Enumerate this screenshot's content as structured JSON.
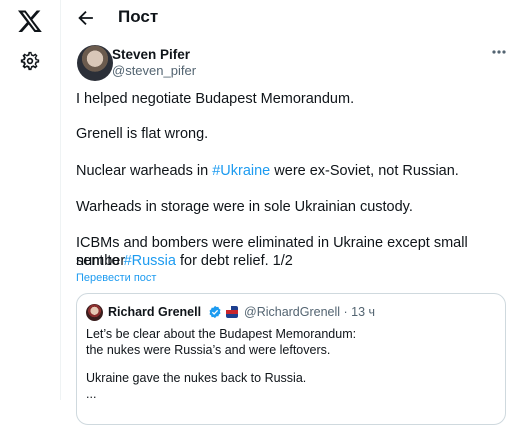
{
  "sidebar": {
    "logo_icon": "x-logo-icon",
    "settings_icon": "gear-icon"
  },
  "header": {
    "back_icon": "arrow-left-icon",
    "title": "Пост"
  },
  "tweet": {
    "author_name": "Steven Pifer",
    "author_handle": "@steven_pifer",
    "more_icon": "more-horizontal-icon",
    "lines": {
      "l1": "I helped negotiate Budapest Memorandum.",
      "l2": "Grenell is flat wrong.",
      "l3_pre": "Nuclear warheads in ",
      "l3_tag": "#Ukraine",
      "l3_post": " were ex-Soviet, not Russian.",
      "l4": "Warheads in storage were in sole Ukrainian custody.",
      "l5": "ICBMs and bombers were eliminated in Ukraine except small number",
      "l6_pre": "sent to ",
      "l6_tag": "#Russia",
      "l6_post": " for debt relief. 1/2"
    },
    "translate_label": "Перевести пост"
  },
  "quote": {
    "author_name": "Richard Grenell",
    "verified_icon": "verified-badge-icon",
    "flag_icon": "affiliate-flag-icon",
    "author_handle": "@RichardGrenell · 13 ч",
    "lines": {
      "q1": "Let’s be clear about the Budapest Memorandum:",
      "q2": "the nukes were Russia’s and were leftovers.",
      "q3": "Ukraine gave the nukes back to Russia.",
      "q4": "..."
    }
  },
  "colors": {
    "accent": "#1d9bf0",
    "text": "#0f1419",
    "secondary": "#536471",
    "border": "#cfd9de"
  }
}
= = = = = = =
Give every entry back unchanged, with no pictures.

Enumerate this screenshot's content as structured JSON.
{
  "sidebar": {
    "logo_icon": "x-logo-icon",
    "settings_icon": "gear-icon"
  },
  "header": {
    "back_icon": "arrow-left-icon",
    "title": "Пост"
  },
  "tweet": {
    "author_name": "Steven Pifer",
    "author_handle": "@steven_pifer",
    "more_icon": "more-horizontal-icon",
    "lines": {
      "l1": "I helped negotiate Budapest Memorandum.",
      "l2": "Grenell is flat wrong.",
      "l3_pre": "Nuclear warheads in ",
      "l3_tag": "#Ukraine",
      "l3_post": " were ex-Soviet, not Russian.",
      "l4": "Warheads in storage were in sole Ukrainian custody.",
      "l5": "ICBMs and bombers were eliminated in Ukraine except small number",
      "l6_pre": "sent to ",
      "l6_tag": "#Russia",
      "l6_post": " for debt relief. 1/2"
    },
    "translate_label": "Перевести пост"
  },
  "quote": {
    "author_name": "Richard Grenell",
    "verified_icon": "verified-badge-icon",
    "flag_icon": "affiliate-flag-icon",
    "author_handle": "@RichardGrenell · 13 ч",
    "lines": {
      "q1": "Let’s be clear about the Budapest Memorandum:",
      "q2": "the nukes were Russia’s and were leftovers.",
      "q3": "Ukraine gave the nukes back to Russia.",
      "q4": "..."
    }
  },
  "colors": {
    "accent": "#1d9bf0",
    "text": "#0f1419",
    "secondary": "#536471",
    "border": "#cfd9de"
  }
}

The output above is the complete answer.